“We want to make Rolls-Royce more accessible to younger buyers,” said Paul Harris, the Asia-Pacific regional director for Rolls-Royce cars.
The price cut comes as figures show Rolls-Royce sales are on a roll in Australia -- up by a staggering 183 per cent -- from, er, 12 deliveries in the first 10 months of last year, to 34 deliveries nationally so far in 2014.
Rolls-Royce insists the price cut is not a knee-jerk reaction to the Federal Government’s plan to allow buyers to import new cars privately.
When asked if Rolls-Royce was concerned about the Federal Government’s proposal to allow buyers to privately import new cars to save thousands of dollars, Mr Harris said: “It wouldn’t make a difference, our prices are the same across the region, before taxes are included.”
When asked if someone imported a new Rolls-Royce from the UK, where they are significantly cheaper, Mr Harris said: “Then the customer wouldn’t have a warranty. The warranty comes with the car delivered by a dealer in Australia.”
It may be prudent to have a factory-backed warranty as almost every Rolls-Royce sold in Australia over the 10 years from 2002 to 2012 was recalled two years ago because the brakes could fail, or the car could catch fire.
The car industry is fighting the Federal Government’s plan to allow private buyers to import their own cars.
Initially, the government thought it would lead to cheaper prices for mass market models.
But numerous studies have shown that prices for cars less than the $61,884 Luxury Car Tax threshold are similar to or cheaper than overseas models.

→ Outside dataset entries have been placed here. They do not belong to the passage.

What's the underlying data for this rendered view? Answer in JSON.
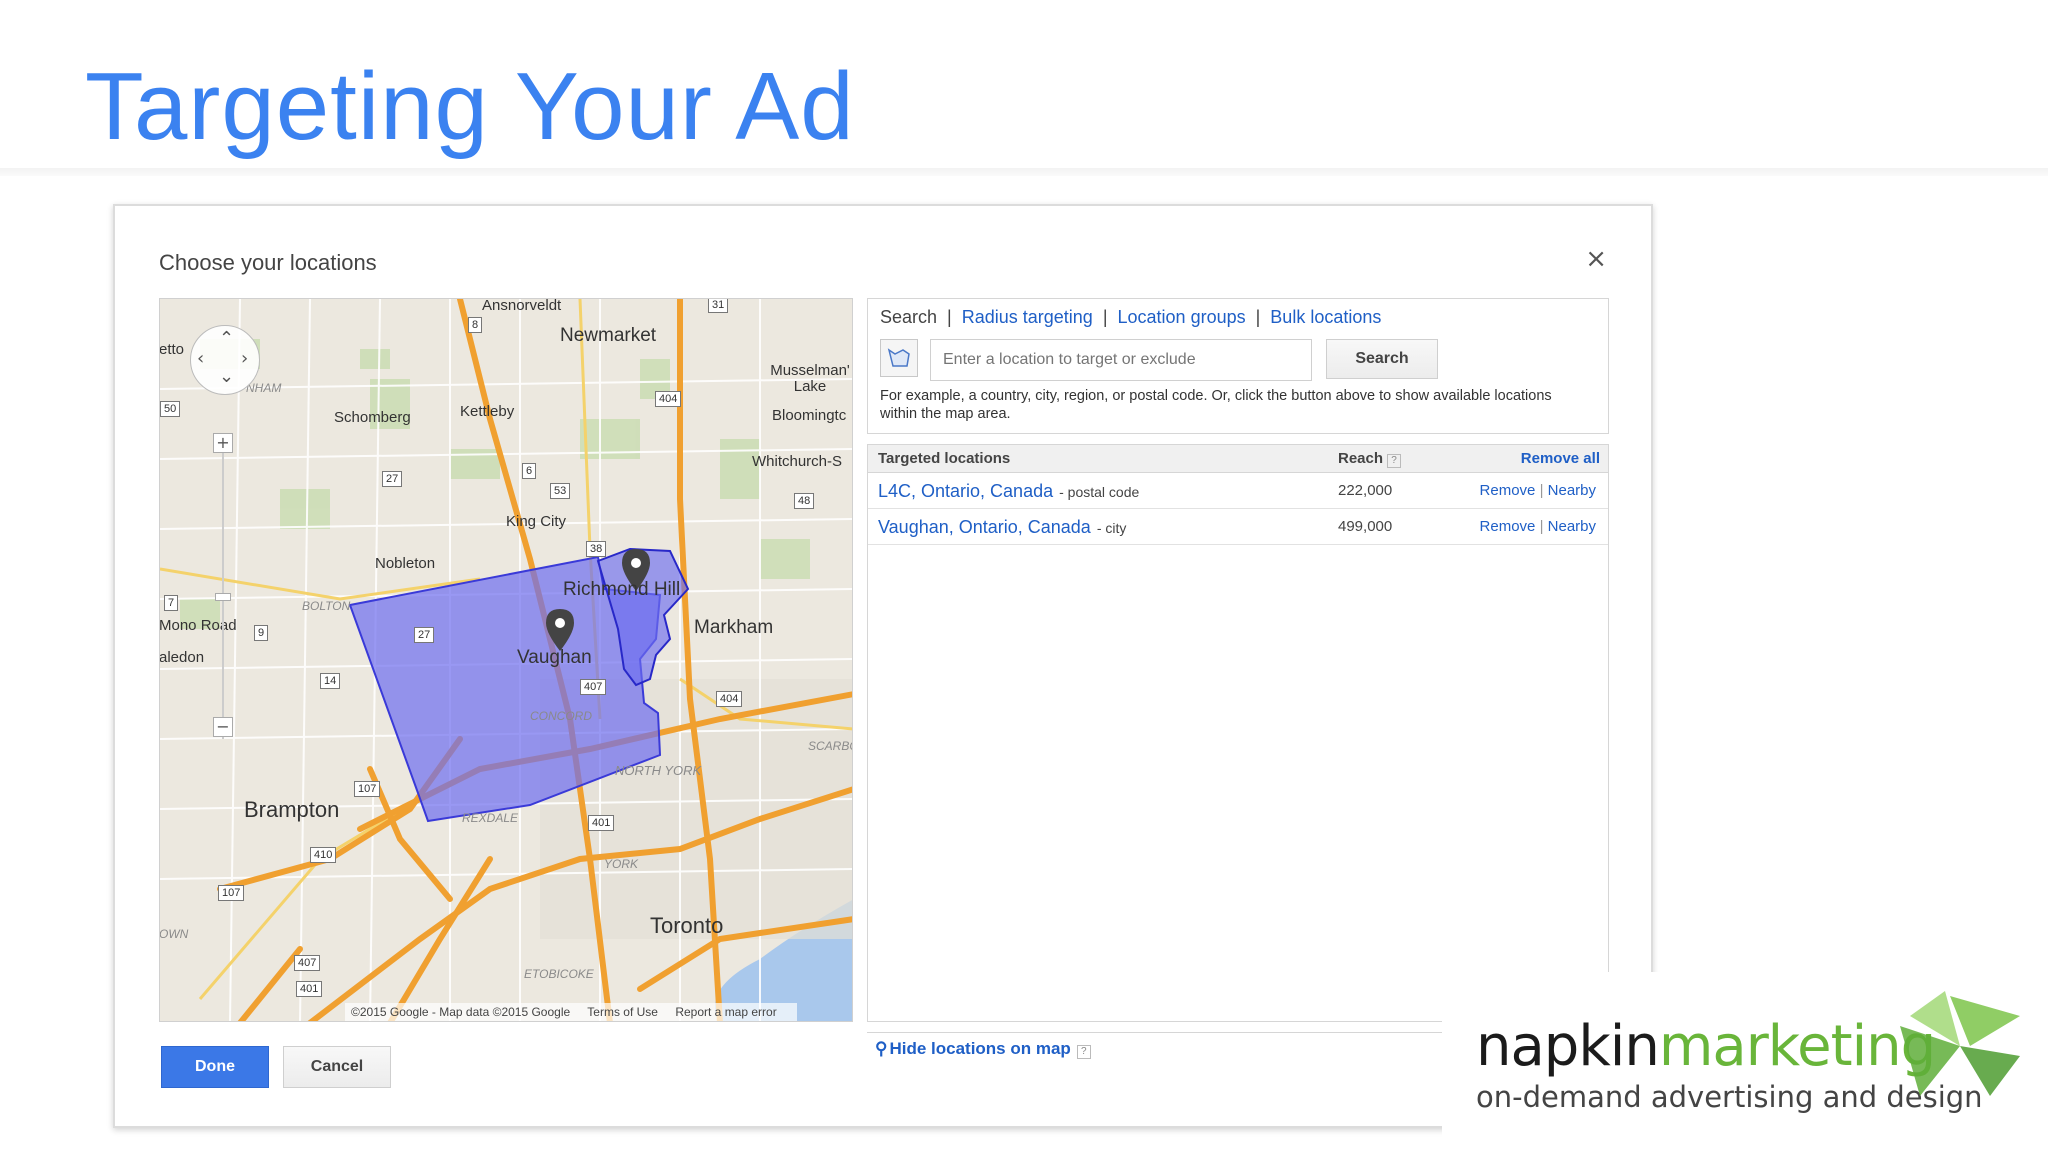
{
  "slide": {
    "title": "Targeting Your Ad"
  },
  "dialog": {
    "title": "Choose your locations",
    "close_symbol": "×",
    "done_label": "Done",
    "cancel_label": "Cancel"
  },
  "map": {
    "places": {
      "ansnorveldt": "Ansnorveldt",
      "newmarket": "Newmarket",
      "musselman": "Musselman' Lake",
      "bloomington": "Bloomingtc",
      "whitchurch": "Whitchurch-S",
      "schomberg": "Schomberg",
      "kettleby": "Kettleby",
      "king_city": "King City",
      "nobleton": "Nobleton",
      "richmond_hill": "Richmond Hill",
      "markham": "Markham",
      "vaughan": "Vaughan",
      "mono_road": "Mono Road",
      "caledon": "aledon",
      "etto": "etto",
      "brampton": "Brampton",
      "north_york": "NORTH YORK",
      "york": "YORK",
      "toronto": "Toronto",
      "etobicoke": "ETOBICOKE",
      "concord": "CONCORD",
      "rexdale": "REXDALE",
      "bolton": "BOLTON",
      "scarb": "SCARBC",
      "own": "OWN",
      "nham": "NHAM"
    },
    "shields": [
      "8",
      "31",
      "404",
      "50",
      "27",
      "6",
      "53",
      "48",
      "38",
      "7",
      "9",
      "27",
      "14",
      "407",
      "404",
      "107",
      "401",
      "410",
      "107",
      "407",
      "401"
    ],
    "footer": {
      "copyright": "©2015 Google - Map data ©2015 Google",
      "terms": "Terms of Use",
      "report": "Report a map error"
    }
  },
  "panel": {
    "tabs": {
      "search": "Search",
      "radius": "Radius targeting",
      "groups": "Location groups",
      "bulk": "Bulk locations",
      "separator": "|"
    },
    "input_placeholder": "Enter a location to target or exclude",
    "search_button": "Search",
    "hint": "For example, a country, city, region, or postal code. Or, click the button above to show available locations within the map area.",
    "table": {
      "col_locations": "Targeted locations",
      "col_reach": "Reach",
      "help_symbol": "?",
      "remove_all": "Remove all",
      "rows": [
        {
          "name": "L4C, Ontario, Canada",
          "type": "- postal code",
          "reach": "222,000",
          "remove": "Remove",
          "sep": "|",
          "nearby": "Nearby"
        },
        {
          "name": "Vaughan, Ontario, Canada",
          "type": "- city",
          "reach": "499,000",
          "remove": "Remove",
          "sep": "|",
          "nearby": "Nearby"
        }
      ]
    },
    "hide_link": "Hide locations on map"
  },
  "logo": {
    "word1": "napkin",
    "word2": "marketing",
    "tagline": "on-demand advertising and design",
    "brand_color": "#69b53a"
  },
  "colors": {
    "title_blue": "#3b82f0",
    "link_blue": "#1f5fc6",
    "done_blue": "#3b78e7",
    "region_fill": "#6d6df0"
  }
}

However, a large gap emerges above $100,000, where almost all cars are cheaper in Europe and the USA than in Australia.